- Advocate for students and help ensure that services are accessible.
Social Isolation Impacts Development Learning And Behavior
Learning, social development, and self-management skills are all things that are influenced by connection with others. Younger students learn from interactions with one another and often use their peers as examples of socially appropriate behavior. Teachers and other specialists can observe social interactions to gain significant insights into their students. Most importantly, socialization drives learning and maturity.
For more than a year, students have had very little in-person interaction with their peers, in many cases non. Further, they’ve also been denied normal contact with family members and others living outside their homes.
All of this is likely to impact learning readiness, self-control, and maturity. Students may seem behind as they haven’t had the benefits of social connection on their development.

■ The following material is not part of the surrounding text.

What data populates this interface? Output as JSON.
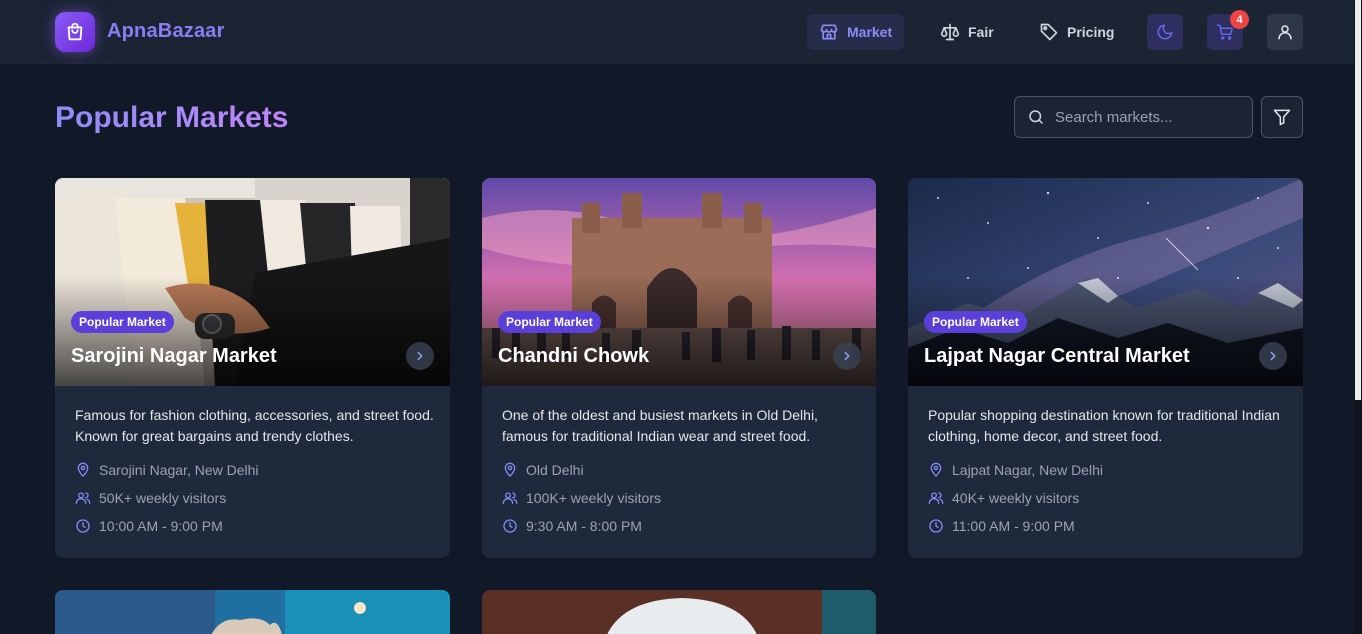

Even With The Best Efforts Students May Have Fallen Behind
Some students may return to school academically on track. Others may range from mildly behind to significantly delayed. The truth is that students function differently under various learning conditions. Because of this, even if a student may have received the best possible instruction with significant educational support, they could still be struggling. Things that were once expected of students entering specific levels may be unrealistic now.
Of course, the above is true for students who don’t struggle with any sort of learning difficulty. For students that do have these struggles, the pandemic may have been absolutely devastating. That’s something that schools will need to be prepared to address. It may be helpful for students to be directed to learning resources such as tutoring, study assistance via Cleverrup, and other additional help.
Many Students Dealt With Stress And Dysfunction in The Home
School isn’t just a place of learning. For many students, it is also a safe haven. When home life is dysfunctional and chaotic, time spent in school creates a sense of normalcy and safety. Students who have lost this because of the pandemic are likely to be more traumatized. This is especially true when parents were struggling with mental health issues prior to Covid-19.
That said, teachers shouldn’t assume that students living in healthy environments haven’t also been impacted. Students living in functional environments have likely witnessed parental stress and experienced upheaval as well.
Many have claimed that things are returning to normal. For students, that’s not necessarily true. The sad truth is that students, teachers, parents, and others will be dealing with the long-reaching impacts of Coronavirus for quite some time.
Hopefully, a combination of resources and empathy will help everyone navigate the upcoming challenges.